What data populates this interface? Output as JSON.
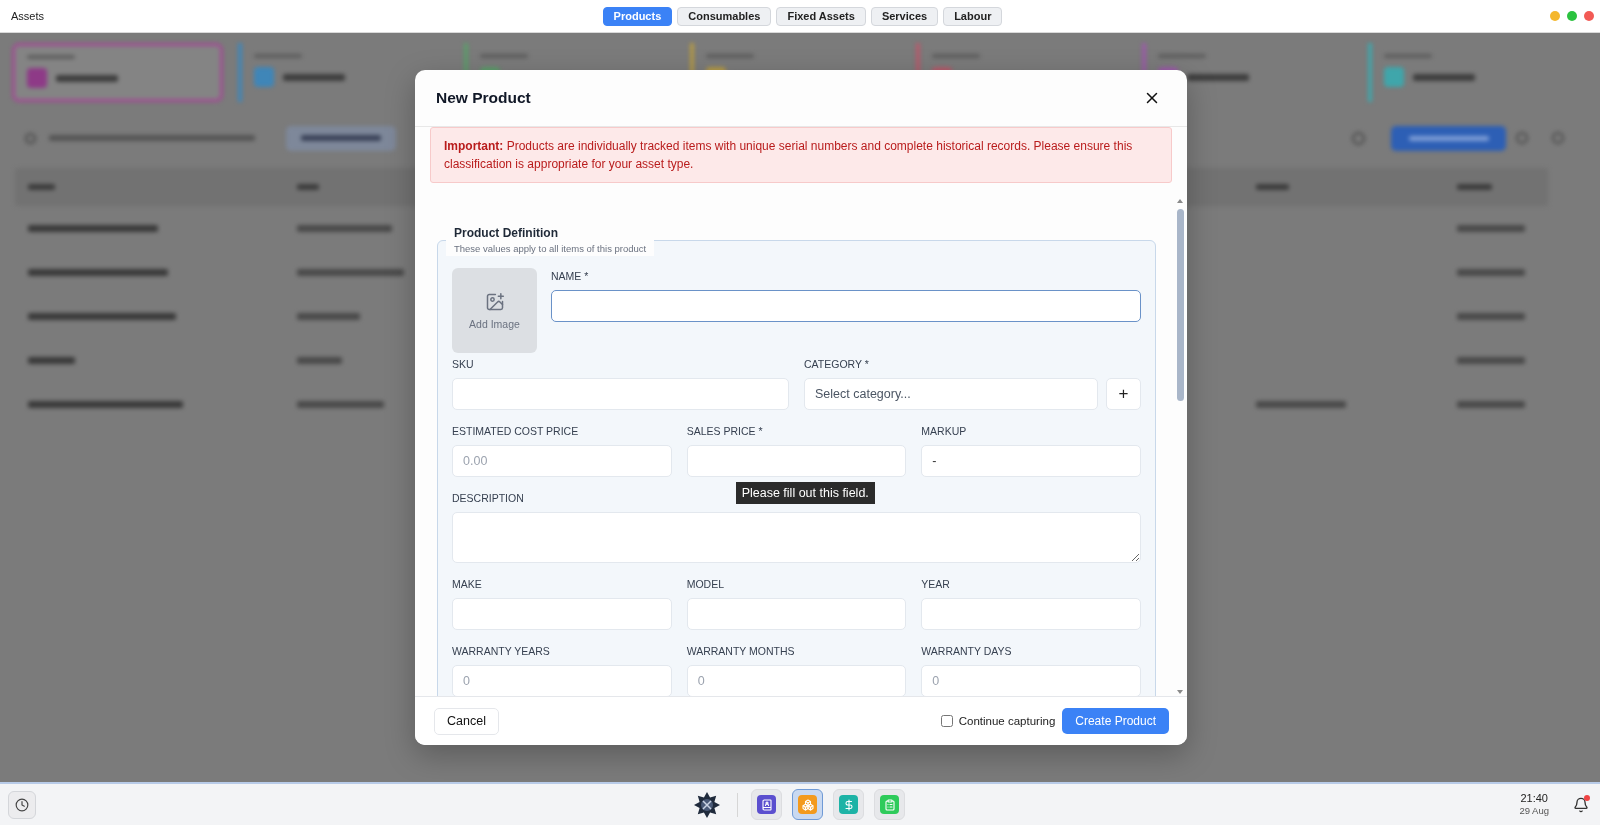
{
  "window": {
    "title": "Assets"
  },
  "tabs": [
    {
      "label": "Products",
      "selected": true
    },
    {
      "label": "Consumables",
      "selected": false
    },
    {
      "label": "Fixed Assets",
      "selected": false
    },
    {
      "label": "Services",
      "selected": false
    },
    {
      "label": "Labour",
      "selected": false
    }
  ],
  "dialog": {
    "title": "New Product",
    "notice": "**Important:** Products are individually tracked items with unique serial numbers and complete historical records. Please ensure this classification is appropriate for your asset type.",
    "section": {
      "title": "Product Definition",
      "subtitle": "These values apply to all items of this product",
      "image_button": "Add Image",
      "name_field": {
        "label": "NAME *",
        "focused": true
      },
      "rows": [
        {
          "fields": [
            {
              "kind": "text",
              "label": "SKU"
            },
            {
              "kind": "select",
              "label": "CATEGORY *",
              "placeholder": "Select category...",
              "add_button": "+"
            }
          ]
        },
        {
          "fields": [
            {
              "kind": "text",
              "label": "ESTIMATED COST PRICE",
              "placeholder": "0.00"
            },
            {
              "kind": "text",
              "label": "SALES PRICE *",
              "validation_message": "Please fill out this field."
            },
            {
              "kind": "text",
              "label": "MARKUP",
              "value": "-"
            }
          ]
        },
        {
          "fields": [
            {
              "kind": "textarea",
              "label": "DESCRIPTION"
            }
          ]
        },
        {
          "fields": [
            {
              "kind": "text",
              "label": "MAKE"
            },
            {
              "kind": "text",
              "label": "MODEL"
            },
            {
              "kind": "text",
              "label": "YEAR"
            }
          ]
        },
        {
          "fields": [
            {
              "kind": "text",
              "label": "WARRANTY YEARS",
              "placeholder": "0"
            },
            {
              "kind": "text",
              "label": "WARRANTY MONTHS",
              "placeholder": "0"
            },
            {
              "kind": "text",
              "label": "WARRANTY DAYS",
              "placeholder": "0"
            }
          ]
        }
      ]
    },
    "footer": {
      "cancel": "Cancel",
      "continue_capturing": {
        "label": "Continue capturing",
        "checked": false
      },
      "submit": "Create Product"
    }
  },
  "taskbar": {
    "apps": [
      {
        "kind": "book",
        "color": "#5b4fcf",
        "selected": false
      },
      {
        "kind": "boxes",
        "color": "#f39a1e",
        "selected": true
      },
      {
        "kind": "dollar",
        "color": "#1db3a6",
        "selected": false
      },
      {
        "kind": "clipboard",
        "color": "#2ecb5b",
        "selected": false
      }
    ],
    "time": "21:40",
    "date": "29 Aug",
    "notification": true
  }
}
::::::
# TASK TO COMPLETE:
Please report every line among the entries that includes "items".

# RESULT FOR THIS TASK:
    "notice": "**Important:** Products are individually tracked items with unique serial numbers and complete historical records. Please ensure this classification is appropriate for your asset type.",
      "subtitle": "These values apply to all items of this product",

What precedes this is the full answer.